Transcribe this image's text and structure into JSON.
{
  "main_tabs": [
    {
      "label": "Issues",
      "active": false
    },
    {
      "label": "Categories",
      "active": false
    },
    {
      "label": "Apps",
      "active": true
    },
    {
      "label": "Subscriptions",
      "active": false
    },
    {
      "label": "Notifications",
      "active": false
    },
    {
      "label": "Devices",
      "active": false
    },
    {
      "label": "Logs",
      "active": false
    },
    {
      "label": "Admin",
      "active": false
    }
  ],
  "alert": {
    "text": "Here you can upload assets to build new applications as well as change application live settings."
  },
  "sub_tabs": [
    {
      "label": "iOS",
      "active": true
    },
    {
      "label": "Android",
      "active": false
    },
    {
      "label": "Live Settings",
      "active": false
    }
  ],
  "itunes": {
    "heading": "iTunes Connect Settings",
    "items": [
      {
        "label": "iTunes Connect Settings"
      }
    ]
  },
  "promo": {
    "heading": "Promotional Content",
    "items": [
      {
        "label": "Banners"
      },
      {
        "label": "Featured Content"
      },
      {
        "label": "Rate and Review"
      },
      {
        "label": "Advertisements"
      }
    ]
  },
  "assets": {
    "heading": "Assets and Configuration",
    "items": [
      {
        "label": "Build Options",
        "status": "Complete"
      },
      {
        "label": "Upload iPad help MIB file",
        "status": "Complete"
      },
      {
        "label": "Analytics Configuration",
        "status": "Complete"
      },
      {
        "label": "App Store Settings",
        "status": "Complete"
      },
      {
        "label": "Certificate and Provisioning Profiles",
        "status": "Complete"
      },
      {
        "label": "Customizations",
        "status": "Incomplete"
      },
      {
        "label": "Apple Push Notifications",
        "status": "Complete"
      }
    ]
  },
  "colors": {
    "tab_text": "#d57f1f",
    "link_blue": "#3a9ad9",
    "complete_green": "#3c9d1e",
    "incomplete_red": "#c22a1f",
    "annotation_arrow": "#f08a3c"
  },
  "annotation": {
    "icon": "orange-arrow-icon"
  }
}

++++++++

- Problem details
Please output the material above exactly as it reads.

- Response to this task
Transcribe this image's text and structure into JSON.
{
  "main_tabs": [
    {
      "label": "Issues",
      "active": false
    },
    {
      "label": "Categories",
      "active": false
    },
    {
      "label": "Apps",
      "active": true
    },
    {
      "label": "Subscriptions",
      "active": false
    },
    {
      "label": "Notifications",
      "active": false
    },
    {
      "label": "Devices",
      "active": false
    },
    {
      "label": "Logs",
      "active": false
    },
    {
      "label": "Admin",
      "active": false
    }
  ],
  "alert": {
    "text": "Here you can upload assets to build new applications as well as change application live settings."
  },
  "sub_tabs": [
    {
      "label": "iOS",
      "active": true
    },
    {
      "label": "Android",
      "active": false
    },
    {
      "label": "Live Settings",
      "active": false
    }
  ],
  "itunes": {
    "heading": "iTunes Connect Settings",
    "items": [
      {
        "label": "iTunes Connect Settings"
      }
    ]
  },
  "promo": {
    "heading": "Promotional Content",
    "items": [
      {
        "label": "Banners"
      },
      {
        "label": "Featured Content"
      },
      {
        "label": "Rate and Review"
      },
      {
        "label": "Advertisements"
      }
    ]
  },
  "assets": {
    "heading": "Assets and Configuration",
    "items": [
      {
        "label": "Build Options",
        "status": "Complete"
      },
      {
        "label": "Upload iPad help MIB file",
        "status": "Complete"
      },
      {
        "label": "Analytics Configuration",
        "status": "Complete"
      },
      {
        "label": "App Store Settings",
        "status": "Complete"
      },
      {
        "label": "Certificate and Provisioning Profiles",
        "status": "Complete"
      },
      {
        "label": "Customizations",
        "status": "Incomplete"
      },
      {
        "label": "Apple Push Notifications",
        "status": "Complete"
      }
    ]
  },
  "colors": {
    "tab_text": "#d57f1f",
    "link_blue": "#3a9ad9",
    "complete_green": "#3c9d1e",
    "incomplete_red": "#c22a1f",
    "annotation_arrow": "#f08a3c"
  },
  "annotation": {
    "icon": "orange-arrow-icon"
  }
}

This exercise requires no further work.